OF ICE AND FIRE
|July 14, 2011 | SHOW||Posted by melissa|
I am heartbroken. The last episode of newly brokered show, Game of Thrones is patiently awaiting my viewing but I just cant bear to do it. My hand hovers over the remote and trembles as I attempt to press play.
I’m not normally this overwrought but Game of Thrones is something else. At first glance, the show seems like the usual clichés typified of the genre: it’s a fantasy based serial taking us through the world and events of the magical land of Westeros where Kings, Queens, noble houses, valiant warriors, evil plots, sword fighting girls, “white-walker” demons and fire-born dragons clamor and clash.
I’ve never been a big fan of fantasy nor have I read the books by George R.R. Martin on which they’re based yet there is something about the series that will keep one’s bottom glued to one’s royal seat. I’m not the only one who agrees: the ratings for the series have blown through the roof as the show has persisted; uncommon to many programs these days. The reasons, however, are numerous. There’s the deftly written characters and joust-like banter, the insanely complicated political machinations and flawless CGI-seamed shots boasting of a budget craftily stretched. Throw in a dash of really explicit sex and a pinch of brutal violence and even the plebs will be entertained. It’s no wonder they call this the “fantasy Sopranos”.
To solidify its brilliance, in the penultimate episode they dropped many jaws by making a move I have yet to see in any other TV show ever. It was devastating, surprising, heart breaking and it changed the “game” for everyone – even the fans. There was a great uproar across the online communities and forums afterward with many calling to boycott the show. This didn’t last long with the show faring over 3 million viewers on its finale, a jump of 150% since it’s debut.
Like Lord of Rings, it transcends the stigmas of the genre. Fantasy shows are often seen as low budget, non-mainstream and definitely un-cool. People often associate them with Sci-fi and while Sci-fi can be good, it can also be horrifyingly bad: Game of Thrones should not be associated in any context with films like Mega Shark vs Giant Octopus.

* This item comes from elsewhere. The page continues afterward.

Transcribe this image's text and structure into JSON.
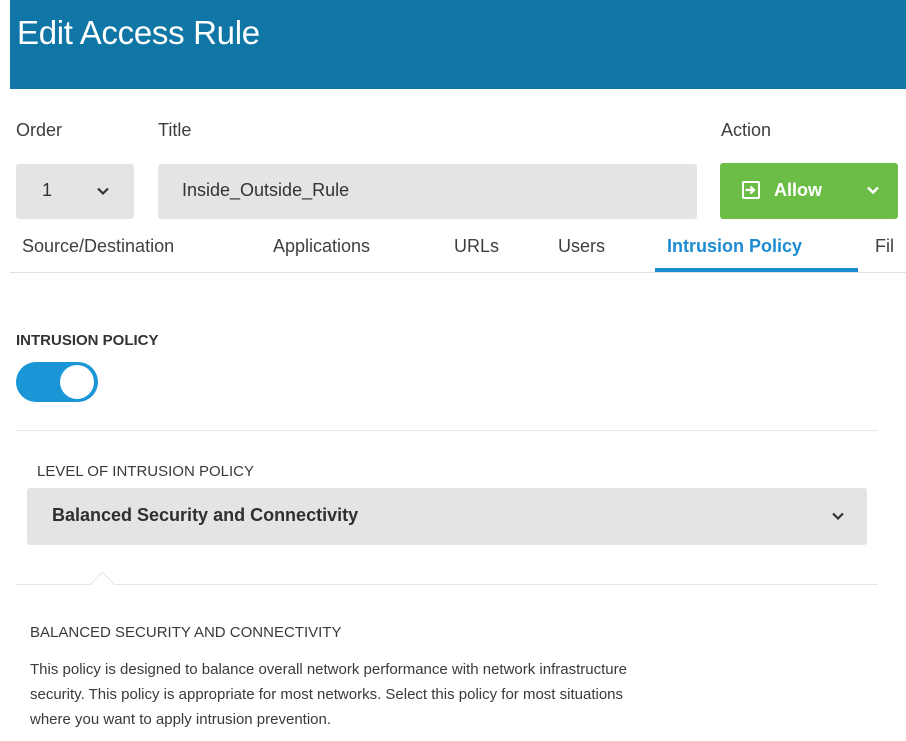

Akin to the great Robert Altman, Game of Thrones also lends a good deal more focus to the characters than on the rolling drama and adventure of most fantasy. It takes pains to invest us with them and their daily ordeals yet never shies away from making us hate them, love them and toss to and fro and in between. Their handling of the female characters is also something to marvel at by defying the black and white fantasy archetypes of sexy warrior bitch and demure gentlewoman. This is especially apparent by the rise of one of the main characters, Daenerys Targaryen. She begins as submissive princess sold by her brother as a prize to a barbarian warrior and ends as a fearsome Khaleesi (warrior-queen) who “births” three dragons from her husband’s funeral pyre in order to take back her rightful kingdom. GoT is not discouraged from making girls bad ass in a very real and disgusting way: Danerys eats a horse heart to win the love of her hoarde, Lady Stark protects her son from an assassination attempt by pulling a raw blade away with her bare hands, Queen Cersei is portrayed as a cunning and ruthless tactician who can play the “Game of Thrones” better than any of the men who plot against her. I can’t fault a show that makes men and women as vulnerable and despicable as each other.
Surprisingly, the production quality is also exquisite, a factor that often lets down other flourishing fantasy series such as 2005′s Tin Man and 2009′s Alice. You won’t get poor CGIed creatures, cardboard cut-out castles or Americans prancing about with poor British accents. The characters are excellently cast – most being of Scottish or English origin and having quite the actorly chops. They also scored Sean Bean. The Sean Bean. Bringer of the wise gravitas to any of his roles. Well, except for National Treasure but let’s just ignore that. As for the costumes, sets and effects: there is little to fault. Everything seems impeccable, well researched and beautifully made and designed. There is an aura of a well put together show through and through from the giant North Wall sets to the intricate hair designs of the Southern women. Behind the scenes, they also have some talented directors on board including Tim Van Patten who directed their first episode. Tim’s worked on shows like Boardwalk Empire, The Wire, Deadwood and The Sopranos. HBO has to be taking this seriously if they got Van Patten.
At the moment, the buzz around Game of Thrones is unbelievable: critical acclaim, potential numerous Emmy nods, a growing viewership spanning several million in the States alone. Maybe you’re like me and you hold off from watching such shows because of the hype. “It can’t be as good as all that!” It does take a lot to convince anyone to pick up a non-comedic show that does not revolve around lawyers, doctors or “pretty white people with problems”. I suggest trying it because your mind needs a break from reality crap and by-the-book sitcoms and deserves some sharpening by this diamond in the rough. Immerse yourself in Westeros and before you know it, you’ll be wanting to lead your own horde of barbarians to take back the great Iron Thronet!
Or, maybe that’s just me.
Game of Thrones is premiering on Foxtel’s Showcase, July 17th.
Words: Melissa Kutten
Tags: america, author, betrayal, deception, fantasy, game of thrones, George R R Martin, hbo, medieval, Of Ice and Fire, politics, Review, sean bean, showtime, tv series